**Task:** Check each line of the entries below for the word "Upgrade", and copy the lines that have it.

**Exercise material:**
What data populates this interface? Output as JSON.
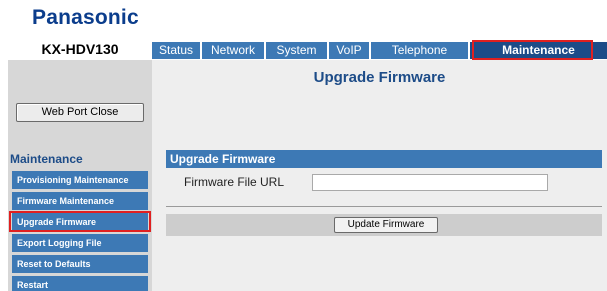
{
  "header": {
    "logo": "Panasonic",
    "model": "KX-HDV130"
  },
  "tabs": [
    {
      "label": "Status"
    },
    {
      "label": "Network"
    },
    {
      "label": "System"
    },
    {
      "label": "VoIP"
    },
    {
      "label": "Telephone"
    },
    {
      "label": "Maintenance",
      "active": true
    }
  ],
  "sidebar": {
    "web_port_close_label": "Web Port Close",
    "section_title": "Maintenance",
    "items": [
      {
        "label": "Provisioning Maintenance"
      },
      {
        "label": "Firmware Maintenance"
      },
      {
        "label": "Upgrade Firmware",
        "selected": true
      },
      {
        "label": "Export Logging File"
      },
      {
        "label": "Reset to Defaults"
      },
      {
        "label": "Restart"
      }
    ]
  },
  "main": {
    "page_title": "Upgrade Firmware",
    "section_title": "Upgrade Firmware",
    "firmware_url_label": "Firmware File URL",
    "firmware_url_value": "",
    "update_button_label": "Update Firmware"
  },
  "colors": {
    "tab_blue": "#3d79b5",
    "tab_active": "#1d4c88",
    "highlight_red": "#e02020",
    "logo_blue": "#0b3d8c"
  }
}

**The completed task:**
        "label": "Upgrade Firmware",
    "page_title": "Upgrade Firmware",
    "section_title": "Upgrade Firmware",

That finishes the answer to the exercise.